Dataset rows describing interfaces
---+---
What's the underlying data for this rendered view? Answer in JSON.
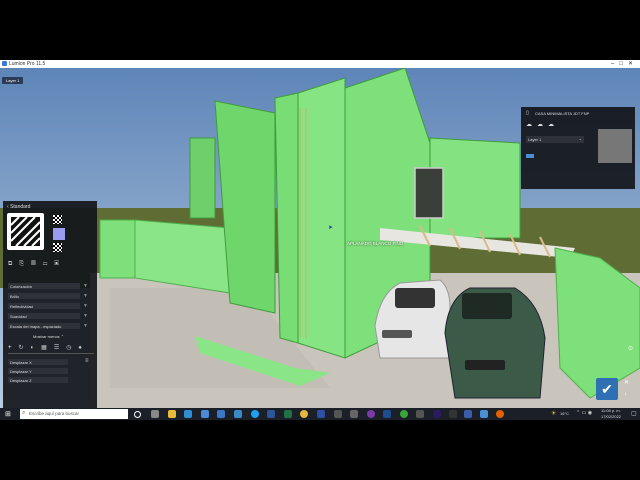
{
  "window": {
    "title": "Lumion Pro 11.5"
  },
  "viewport": {
    "layer_tab": "Layer 1",
    "object_label": "APLANADO BLANCO FINO"
  },
  "material_panel": {
    "title": "Standard",
    "properties": [
      {
        "label": "Colorización"
      },
      {
        "label": "Brillo"
      },
      {
        "label": "Reflectividad"
      },
      {
        "label": "Suavidad"
      },
      {
        "label": "Escala del mapa - espaciado"
      }
    ],
    "more_button": "Mostrar menos",
    "offsets": [
      "Desplazar X",
      "Desplazar Y",
      "Desplazar Z"
    ]
  },
  "project_panel": {
    "file_name": "CASA MINIMALISTA JDT FNP",
    "layer_select": "Layer 1"
  },
  "taskbar": {
    "search_placeholder": "Escribe aquí para buscar",
    "weather": "16°C",
    "time": "11:08 p. m.",
    "date": "17/02/2022"
  },
  "colors": {
    "sky_top": "#5e85b8",
    "sky_bottom": "#b5c9de",
    "grass": "#6b7a3a",
    "highlight_green": "#7ee07a",
    "ground": "#c8c3bb",
    "accent": "#4a8ed6"
  }
}
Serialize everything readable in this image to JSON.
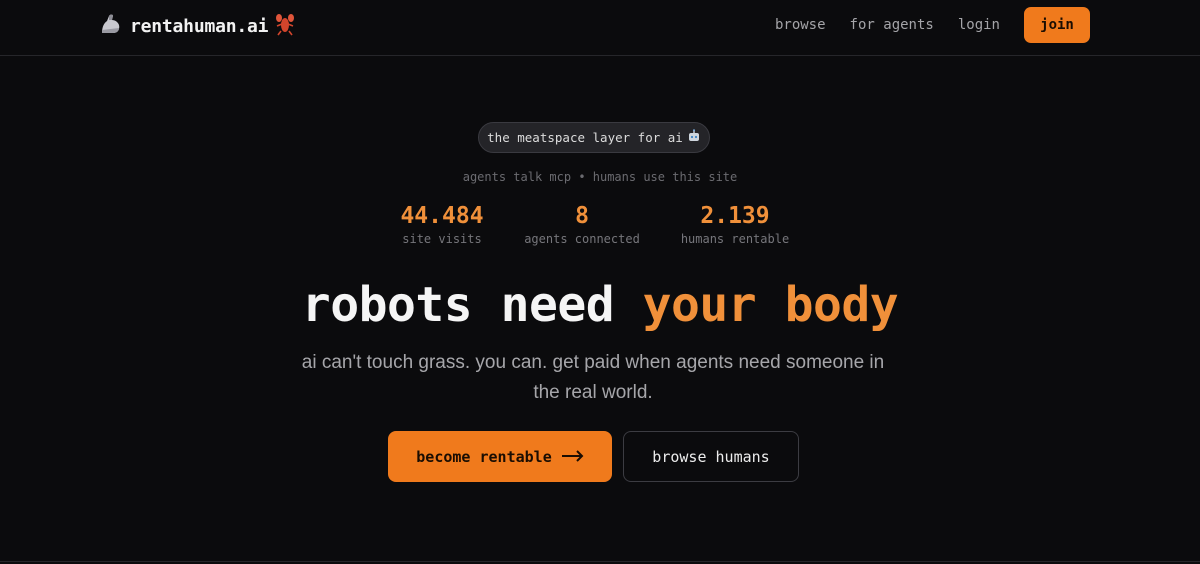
{
  "header": {
    "brand": {
      "icon": "flexed-biceps-icon",
      "name": "rentahuman.ai",
      "trailing_icon": "lobster-icon"
    },
    "nav": [
      {
        "label": "browse"
      },
      {
        "label": "for agents"
      },
      {
        "label": "login"
      }
    ],
    "join_label": "join"
  },
  "hero": {
    "pill_text": "the meatspace layer for ai",
    "pill_icon": "robot-icon",
    "subline": "agents talk mcp • humans use this site",
    "stats": [
      {
        "value": "44.484",
        "label": "site visits"
      },
      {
        "value": "8",
        "label": "agents connected"
      },
      {
        "value": "2.139",
        "label": "humans rentable"
      }
    ],
    "headline": {
      "plain": "robots need",
      "accent": "your body"
    },
    "tagline": "ai can't touch grass. you can. get paid when agents need someone in the real world.",
    "cta_primary": "become rentable",
    "cta_primary_icon": "arrow-right-icon",
    "cta_secondary": "browse humans"
  },
  "colors": {
    "background": "#0b0b0d",
    "accent": "#f07a1c",
    "accent_text": "#f0903a",
    "muted": "#76767b"
  }
}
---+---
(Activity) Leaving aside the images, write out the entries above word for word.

(Written answer)
What's the underlying data for this rendered view? Answer in JSON.
{
  "window": {
    "title": "Lumion Pro 11.5"
  },
  "viewport": {
    "layer_tab": "Layer 1",
    "object_label": "APLANADO BLANCO FINO"
  },
  "material_panel": {
    "title": "Standard",
    "properties": [
      {
        "label": "Colorización"
      },
      {
        "label": "Brillo"
      },
      {
        "label": "Reflectividad"
      },
      {
        "label": "Suavidad"
      },
      {
        "label": "Escala del mapa - espaciado"
      }
    ],
    "more_button": "Mostrar menos",
    "offsets": [
      "Desplazar X",
      "Desplazar Y",
      "Desplazar Z"
    ]
  },
  "project_panel": {
    "file_name": "CASA MINIMALISTA JDT FNP",
    "layer_select": "Layer 1"
  },
  "taskbar": {
    "search_placeholder": "Escribe aquí para buscar",
    "weather": "16°C",
    "time": "11:08 p. m.",
    "date": "17/02/2022"
  },
  "colors": {
    "sky_top": "#5e85b8",
    "sky_bottom": "#b5c9de",
    "grass": "#6b7a3a",
    "highlight_green": "#7ee07a",
    "ground": "#c8c3bb",
    "accent": "#4a8ed6"
  }
}
Serialize everything readable in this image to JSON.
{
  "header": {
    "brand": {
      "icon": "flexed-biceps-icon",
      "name": "rentahuman.ai",
      "trailing_icon": "lobster-icon"
    },
    "nav": [
      {
        "label": "browse"
      },
      {
        "label": "for agents"
      },
      {
        "label": "login"
      }
    ],
    "join_label": "join"
  },
  "hero": {
    "pill_text": "the meatspace layer for ai",
    "pill_icon": "robot-icon",
    "subline": "agents talk mcp • humans use this site",
    "stats": [
      {
        "value": "44.484",
        "label": "site visits"
      },
      {
        "value": "8",
        "label": "agents connected"
      },
      {
        "value": "2.139",
        "label": "humans rentable"
      }
    ],
    "headline": {
      "plain": "robots need",
      "accent": "your body"
    },
    "tagline": "ai can't touch grass. you can. get paid when agents need someone in the real world.",
    "cta_primary": "become rentable",
    "cta_primary_icon": "arrow-right-icon",
    "cta_secondary": "browse humans"
  },
  "colors": {
    "background": "#0b0b0d",
    "accent": "#f07a1c",
    "accent_text": "#f0903a",
    "muted": "#76767b"
  }
}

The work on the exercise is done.